The Easter season can be a very joyous one for your pet, but it is just as important to make sure it is a safe one. Central Veterinary Associates offers these tips to keep your pets free from danger while enjoying the holiday’s festivities:
- Keep pets away from the Easter grass — Cats are attracted to string-like objects, especially those that make interesting sounds. Easter grass has that attractive quality and, to cats, it must be eaten. However, it can cause blockage in the stomach. Symptoms include vomiting, straining to defecate and a painful abdomen. If you can see the Easter grass from the mouth or anus, do not pull it out yourself; instead, call a veterinarian immediately.
- Avoid feeding human food to your pets — People love to feed their pets under the table for this holiday season, but they are unknowingly harming their animals. Chocolate contains theobromine, which, for dogs, can result in diarrhea, seizures and death. Chicken, fish and turkey bones can break off and tear through the animal’s intestinal tract.
- Be sure to find all the Easter eggs before your pet does — The Easter egg hunt is a family tradition at most households and, sometimes, pets want to participate. But a piece of a broken eggshell, when ingested, may pierce the inside of their stomachs. Also, your pet may choke on the egg if he or she attempts to swallow it whole.
- Put away cleaning supplies after cleaning up — In the rush to get the house ready for the holidays, pet owners might leave cleaning products within their pet’s reach. Floor cleaner, furniture polish and window cleaner are considered toxins. Be sure to place cleaning products that are not in use away in an area where animals cannot reach them.
- Put away children’s toys after opening them — Like Christmas, Easter is becoming a popular holiday for children to get toys. Pets may think of children’s toys as their own personal chew toys. Small plastic pieces and rubber balls become ingested, causing blockages. These objects would need to be surgically removed.
- Keep holiday plants out of reach — Easter lilies and related plants are highly toxic to cats if ingested. The first signs include vomiting, lethargy and, if left untreated, may lead to renal (kidney) failure or even death. Another spring flower, the daffodil, is also toxic to cats.

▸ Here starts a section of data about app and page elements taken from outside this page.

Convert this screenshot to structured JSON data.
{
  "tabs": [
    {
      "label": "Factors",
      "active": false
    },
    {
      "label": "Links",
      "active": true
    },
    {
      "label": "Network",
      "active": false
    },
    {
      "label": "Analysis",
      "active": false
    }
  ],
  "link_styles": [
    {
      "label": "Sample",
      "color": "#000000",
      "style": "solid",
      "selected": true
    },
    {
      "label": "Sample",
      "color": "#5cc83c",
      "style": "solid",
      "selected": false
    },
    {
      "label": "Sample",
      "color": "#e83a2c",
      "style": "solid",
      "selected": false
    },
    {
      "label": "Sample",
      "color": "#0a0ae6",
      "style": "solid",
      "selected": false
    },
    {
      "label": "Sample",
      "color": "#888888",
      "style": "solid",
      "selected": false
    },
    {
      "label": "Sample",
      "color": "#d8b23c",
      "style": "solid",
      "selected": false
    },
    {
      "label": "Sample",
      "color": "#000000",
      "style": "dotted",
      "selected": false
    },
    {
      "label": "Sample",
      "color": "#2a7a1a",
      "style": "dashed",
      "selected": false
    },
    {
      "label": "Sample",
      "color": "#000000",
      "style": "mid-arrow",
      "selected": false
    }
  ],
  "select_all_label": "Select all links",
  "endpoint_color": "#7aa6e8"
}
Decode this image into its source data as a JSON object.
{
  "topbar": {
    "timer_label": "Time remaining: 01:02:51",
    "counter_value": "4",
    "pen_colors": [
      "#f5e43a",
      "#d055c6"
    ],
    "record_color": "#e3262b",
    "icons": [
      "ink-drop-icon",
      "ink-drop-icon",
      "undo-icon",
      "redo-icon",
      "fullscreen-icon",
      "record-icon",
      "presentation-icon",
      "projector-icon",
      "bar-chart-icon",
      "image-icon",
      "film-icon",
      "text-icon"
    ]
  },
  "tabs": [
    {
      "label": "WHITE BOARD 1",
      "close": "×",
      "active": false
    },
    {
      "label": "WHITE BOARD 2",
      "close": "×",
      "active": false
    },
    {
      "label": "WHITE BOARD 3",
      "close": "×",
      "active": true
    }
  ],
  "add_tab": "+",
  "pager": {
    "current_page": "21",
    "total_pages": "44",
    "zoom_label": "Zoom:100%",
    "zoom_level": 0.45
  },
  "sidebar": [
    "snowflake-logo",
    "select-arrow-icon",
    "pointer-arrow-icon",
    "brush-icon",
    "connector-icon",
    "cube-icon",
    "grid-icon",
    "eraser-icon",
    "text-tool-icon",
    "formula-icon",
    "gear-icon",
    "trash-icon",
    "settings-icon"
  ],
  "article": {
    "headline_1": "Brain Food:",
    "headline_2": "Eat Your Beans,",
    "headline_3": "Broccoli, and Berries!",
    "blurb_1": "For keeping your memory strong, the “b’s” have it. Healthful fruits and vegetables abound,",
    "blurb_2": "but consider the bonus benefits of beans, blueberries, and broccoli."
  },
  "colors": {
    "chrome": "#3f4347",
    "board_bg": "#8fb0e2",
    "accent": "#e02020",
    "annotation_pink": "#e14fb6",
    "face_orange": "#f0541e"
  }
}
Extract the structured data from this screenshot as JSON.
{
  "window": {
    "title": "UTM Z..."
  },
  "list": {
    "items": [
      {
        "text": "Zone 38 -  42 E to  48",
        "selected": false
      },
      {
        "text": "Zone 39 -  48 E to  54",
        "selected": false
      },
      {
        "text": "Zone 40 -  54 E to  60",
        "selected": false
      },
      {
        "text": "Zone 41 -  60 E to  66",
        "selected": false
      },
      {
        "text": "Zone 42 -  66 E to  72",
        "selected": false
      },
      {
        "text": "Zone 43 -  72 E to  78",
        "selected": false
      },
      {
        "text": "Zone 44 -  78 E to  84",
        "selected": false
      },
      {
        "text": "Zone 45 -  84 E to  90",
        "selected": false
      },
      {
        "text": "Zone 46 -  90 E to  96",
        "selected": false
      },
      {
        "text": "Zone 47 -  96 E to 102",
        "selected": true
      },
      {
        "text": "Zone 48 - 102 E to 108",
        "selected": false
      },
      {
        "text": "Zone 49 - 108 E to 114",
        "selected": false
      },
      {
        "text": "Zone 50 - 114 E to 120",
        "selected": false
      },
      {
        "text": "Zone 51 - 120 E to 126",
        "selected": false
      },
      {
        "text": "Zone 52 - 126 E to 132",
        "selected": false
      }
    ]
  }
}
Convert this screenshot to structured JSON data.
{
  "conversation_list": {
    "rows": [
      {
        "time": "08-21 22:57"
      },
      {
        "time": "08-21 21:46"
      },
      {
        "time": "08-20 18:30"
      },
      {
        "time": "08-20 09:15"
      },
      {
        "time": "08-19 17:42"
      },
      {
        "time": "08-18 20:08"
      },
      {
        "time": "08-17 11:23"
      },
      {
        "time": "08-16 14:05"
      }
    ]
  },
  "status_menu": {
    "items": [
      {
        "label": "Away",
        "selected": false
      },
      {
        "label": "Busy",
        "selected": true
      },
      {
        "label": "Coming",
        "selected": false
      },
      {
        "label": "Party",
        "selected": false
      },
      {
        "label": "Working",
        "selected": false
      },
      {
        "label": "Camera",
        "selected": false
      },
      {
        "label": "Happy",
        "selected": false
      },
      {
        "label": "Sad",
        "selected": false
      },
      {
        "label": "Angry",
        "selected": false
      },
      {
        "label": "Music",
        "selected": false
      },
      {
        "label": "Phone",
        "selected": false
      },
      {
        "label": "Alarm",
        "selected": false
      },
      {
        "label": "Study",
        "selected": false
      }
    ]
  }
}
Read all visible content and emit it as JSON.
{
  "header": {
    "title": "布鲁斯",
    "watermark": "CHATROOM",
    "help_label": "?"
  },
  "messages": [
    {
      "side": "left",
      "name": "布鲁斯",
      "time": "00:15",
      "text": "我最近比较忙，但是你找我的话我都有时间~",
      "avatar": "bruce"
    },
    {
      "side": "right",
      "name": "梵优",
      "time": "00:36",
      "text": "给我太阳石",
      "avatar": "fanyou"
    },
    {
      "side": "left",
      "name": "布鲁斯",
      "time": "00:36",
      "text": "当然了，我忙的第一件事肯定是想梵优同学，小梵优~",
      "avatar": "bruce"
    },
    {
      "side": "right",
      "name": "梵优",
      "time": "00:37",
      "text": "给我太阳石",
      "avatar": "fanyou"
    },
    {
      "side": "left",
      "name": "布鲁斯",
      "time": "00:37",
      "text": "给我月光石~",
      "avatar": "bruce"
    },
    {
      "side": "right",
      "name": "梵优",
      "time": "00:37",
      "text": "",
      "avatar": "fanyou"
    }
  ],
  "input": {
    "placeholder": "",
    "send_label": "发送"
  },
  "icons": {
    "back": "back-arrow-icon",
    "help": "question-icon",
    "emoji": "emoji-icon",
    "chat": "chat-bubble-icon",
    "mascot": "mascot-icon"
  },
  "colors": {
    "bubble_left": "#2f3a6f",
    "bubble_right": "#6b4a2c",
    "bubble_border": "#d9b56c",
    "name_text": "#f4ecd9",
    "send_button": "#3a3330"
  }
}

- Hold onto your drinks — Coffee and tea contain dangerous components called xanthines, which cause the damage to the dog’s nervous system or gastrointestinal tract and heart muscle stimulation. Animals are also attracted to the sweet smell of alcohol. Each year, hundreds of dogs die after a single bout of alcohol consumption. Keep such drinks out of reach.
- Give your pets some room — When meeting visitors for the first time, pets can be overexcited. Your pet may jump on the visitor or act aggressively by barking or hissing. Some pets may also urinate on the floor. When hosting a party, set up a separate area for your pets with plenty of food and water.
“By taking these necessary precautions, the Easter season will be a happy one for both you and your pet,” said Dr. Aaron Vine, DVM, Vice President, Central Veterinary Associates. “In the event that your pet gets sick, our Valley Stream hospital is open 24 hours a day, including Easter Sunday.”
For more information or to make an appointment, call (516) 825-3066 or visit www.centralvets.com.